After the war, I attended vocational school in Eugene and worked in Central Oregon for a couple of motor companies. I attended Oregon State during the summer months while working in Bend and Eugene.
I met my wife, Bea, at church in early 1951 and we were married in August of that year. This August, we will have been happily married for 62 years.
Bea, and I moved to Bend in 1958 where I got a job at COCC. I helped start the automotive program there and at Bend High along with Bob Johnson, setting up equipment and writing courses. I then went to Lane CC where I taught their Automotive program for 20 years.
My faith has always been a huge part of my life, keeping me involved in church often serving as elder in some.
We eventually moved to Bend where we have been living for the last 16 yrs.
There are two reasons that I do what I do. Firstly but not foremost, The Medal of Honor carries the weight of the true heroes….the ones we left behind. The ones that gave their lives so that we can be free. So, I want to honor their memory.
And then to my God, who allowed me to live to tell the story. He has a story of his own and I want to honor his sacrifice for us. For by his Grace, I am here today and I want to live for him.

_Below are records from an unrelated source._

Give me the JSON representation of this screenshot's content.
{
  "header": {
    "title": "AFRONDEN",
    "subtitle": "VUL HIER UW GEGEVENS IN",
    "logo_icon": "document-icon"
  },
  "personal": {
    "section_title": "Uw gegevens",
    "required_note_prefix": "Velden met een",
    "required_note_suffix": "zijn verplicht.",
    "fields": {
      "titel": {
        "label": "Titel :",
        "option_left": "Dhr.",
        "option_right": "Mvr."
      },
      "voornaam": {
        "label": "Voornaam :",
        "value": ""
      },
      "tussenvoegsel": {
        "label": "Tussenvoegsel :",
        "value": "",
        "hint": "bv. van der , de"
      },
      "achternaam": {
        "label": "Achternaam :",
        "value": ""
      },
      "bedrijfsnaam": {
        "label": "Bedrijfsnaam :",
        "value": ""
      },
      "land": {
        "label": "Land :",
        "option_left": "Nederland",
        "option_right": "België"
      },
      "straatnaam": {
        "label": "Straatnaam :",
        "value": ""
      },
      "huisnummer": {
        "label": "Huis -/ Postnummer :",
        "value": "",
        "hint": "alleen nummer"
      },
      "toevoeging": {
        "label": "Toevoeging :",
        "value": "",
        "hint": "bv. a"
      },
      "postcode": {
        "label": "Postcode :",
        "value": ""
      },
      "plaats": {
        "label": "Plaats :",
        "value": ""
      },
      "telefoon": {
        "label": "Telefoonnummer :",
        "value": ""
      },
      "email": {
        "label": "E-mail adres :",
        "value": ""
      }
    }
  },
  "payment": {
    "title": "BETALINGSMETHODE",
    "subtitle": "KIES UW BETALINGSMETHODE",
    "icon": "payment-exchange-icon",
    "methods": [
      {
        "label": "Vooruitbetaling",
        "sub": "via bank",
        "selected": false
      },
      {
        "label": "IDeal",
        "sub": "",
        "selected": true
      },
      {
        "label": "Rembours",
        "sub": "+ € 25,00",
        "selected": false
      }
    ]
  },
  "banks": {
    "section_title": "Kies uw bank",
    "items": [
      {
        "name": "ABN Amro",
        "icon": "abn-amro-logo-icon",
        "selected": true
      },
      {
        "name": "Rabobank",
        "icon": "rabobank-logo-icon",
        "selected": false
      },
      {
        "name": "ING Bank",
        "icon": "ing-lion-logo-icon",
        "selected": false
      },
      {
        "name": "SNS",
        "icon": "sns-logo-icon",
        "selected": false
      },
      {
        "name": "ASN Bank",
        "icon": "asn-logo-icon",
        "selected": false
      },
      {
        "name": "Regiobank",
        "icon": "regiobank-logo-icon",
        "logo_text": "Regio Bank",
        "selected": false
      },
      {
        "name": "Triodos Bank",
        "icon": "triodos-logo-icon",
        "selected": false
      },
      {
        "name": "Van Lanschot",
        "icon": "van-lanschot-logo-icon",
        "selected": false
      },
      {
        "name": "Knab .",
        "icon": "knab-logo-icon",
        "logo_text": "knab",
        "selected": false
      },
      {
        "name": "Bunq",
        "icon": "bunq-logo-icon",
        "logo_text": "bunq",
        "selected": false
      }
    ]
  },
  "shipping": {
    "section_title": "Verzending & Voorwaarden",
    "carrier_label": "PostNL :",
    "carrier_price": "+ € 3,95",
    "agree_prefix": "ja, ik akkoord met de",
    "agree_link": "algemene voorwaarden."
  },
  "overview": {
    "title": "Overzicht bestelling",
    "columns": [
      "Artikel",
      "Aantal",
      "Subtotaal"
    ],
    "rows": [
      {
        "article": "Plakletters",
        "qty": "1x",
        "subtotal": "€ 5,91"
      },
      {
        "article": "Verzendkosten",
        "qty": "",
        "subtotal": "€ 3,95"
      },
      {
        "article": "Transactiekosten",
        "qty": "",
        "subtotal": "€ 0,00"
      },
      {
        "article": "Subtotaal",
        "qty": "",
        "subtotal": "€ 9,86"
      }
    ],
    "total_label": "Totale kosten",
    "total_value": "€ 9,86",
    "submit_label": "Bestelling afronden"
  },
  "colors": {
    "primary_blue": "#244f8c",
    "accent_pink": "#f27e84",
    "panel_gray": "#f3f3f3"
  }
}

I am Technician Fifth Grade Robert Maxwell. And proud to be a member of the Bend Band of Brothers.